Menu Labeling Legislation

Labeling Education and Nutrition Act [updated bills HR.1398, S.558] (LEAN Act of 2008): A bill proposed in Congress in 2008, and reintroduced in March 2009, that details the rules and regulations regarding nutrition labeling of food offered for sale in food service establishments. If passed, the LEAN act would create a national standard for menu-labeling mandates. The NRA has a nice article about it here.

Menu Education and Labeling Act [S.2784] (MEAL Act of 2007): The precursor to the LEAN act, which would have imposed stricter standards upon restaurants regarding disclosure of nutrition information on restaurant menus. Read more about it here.

Nutrition Labeling and Education Act (NLEA): Enacted in 1994, the NLEA establishes rules and guidelines regarding food labeling. The FDA ensures and monitors compliance. While this Act refers to labels for foods sold in the retail sector, many of its rules apply to restaurant labeling as well. Read the details of the Act here.

Coalition for Responsible Nutrition Information (CRNI): A group of restaurants, industry organizations and companies that believe a uniform national nutrition standard for chain food service establishments will give consumers access to detailed nutrition information that meets their needs. Their mission is to provide consumers with comprehensive nutrition information about the food they consume while dining out, so they are able to make healthy and informed decisions about their nutrition. Visit their web site.

Health Claims

Health Claim: A reference on the label or menu that directly, or by implication, characterizes the relationship of a nutrient or substance to a disease or health related condition. The FDA regulates what can and cannot be claimed for a food. There are two main types of health claims: nutrient content claims, and qualified health claims. Read all about it at the FDA site here.

Nutrient Content Claim: A health claim that refers to a level or range of a nutrient in a food. An example would be, "low in fat." For a chart on the rules, visit this FDA page.

Qualified Health Claim: A health claim that includes both a reference to a nutrient or substance, and a reference to a disease or health related condition. An example would be expressing a relationship between fat and cancer risk. For a chart on the rules, visit this FDA page.

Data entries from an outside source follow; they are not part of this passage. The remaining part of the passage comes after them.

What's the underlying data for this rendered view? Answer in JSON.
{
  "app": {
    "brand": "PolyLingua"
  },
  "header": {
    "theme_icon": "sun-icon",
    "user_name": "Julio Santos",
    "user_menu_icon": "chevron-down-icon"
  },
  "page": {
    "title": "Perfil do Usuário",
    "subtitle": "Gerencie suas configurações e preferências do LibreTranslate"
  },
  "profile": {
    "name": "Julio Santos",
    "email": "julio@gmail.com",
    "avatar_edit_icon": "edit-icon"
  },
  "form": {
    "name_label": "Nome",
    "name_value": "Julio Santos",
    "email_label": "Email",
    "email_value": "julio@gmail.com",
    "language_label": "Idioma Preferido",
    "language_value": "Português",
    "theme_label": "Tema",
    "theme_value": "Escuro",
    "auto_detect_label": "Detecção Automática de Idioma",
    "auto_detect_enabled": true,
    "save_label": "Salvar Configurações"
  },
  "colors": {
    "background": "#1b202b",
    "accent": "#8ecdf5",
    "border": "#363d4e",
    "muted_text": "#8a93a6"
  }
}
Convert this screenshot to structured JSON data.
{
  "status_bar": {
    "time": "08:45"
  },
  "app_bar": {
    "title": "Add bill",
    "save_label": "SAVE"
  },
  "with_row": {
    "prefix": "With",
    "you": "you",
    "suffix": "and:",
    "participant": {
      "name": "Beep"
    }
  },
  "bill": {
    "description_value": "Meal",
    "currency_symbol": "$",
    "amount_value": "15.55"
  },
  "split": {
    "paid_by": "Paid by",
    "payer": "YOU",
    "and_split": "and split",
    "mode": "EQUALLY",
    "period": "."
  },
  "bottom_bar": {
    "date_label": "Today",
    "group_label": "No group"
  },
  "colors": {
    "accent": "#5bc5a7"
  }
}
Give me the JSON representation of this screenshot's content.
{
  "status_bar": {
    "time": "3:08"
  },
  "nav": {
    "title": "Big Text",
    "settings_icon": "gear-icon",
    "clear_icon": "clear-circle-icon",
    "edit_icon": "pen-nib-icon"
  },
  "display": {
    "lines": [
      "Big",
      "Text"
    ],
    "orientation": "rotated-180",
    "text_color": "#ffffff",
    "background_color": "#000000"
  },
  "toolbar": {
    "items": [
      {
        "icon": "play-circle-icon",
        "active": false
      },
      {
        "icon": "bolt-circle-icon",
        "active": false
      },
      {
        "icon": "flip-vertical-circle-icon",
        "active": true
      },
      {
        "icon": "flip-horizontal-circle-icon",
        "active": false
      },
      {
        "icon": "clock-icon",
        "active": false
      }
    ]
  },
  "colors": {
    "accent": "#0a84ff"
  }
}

Implied Health Claim: A type of nutrient content claim that includes symbols or other less direct claims. And example would be to use a heart symbol (to designate "Heart Healthy") next to menu items that meet the criteria for Low Fat. These types of claims are the most useful to restaurants. The FDA outlines the rules on implied claims here.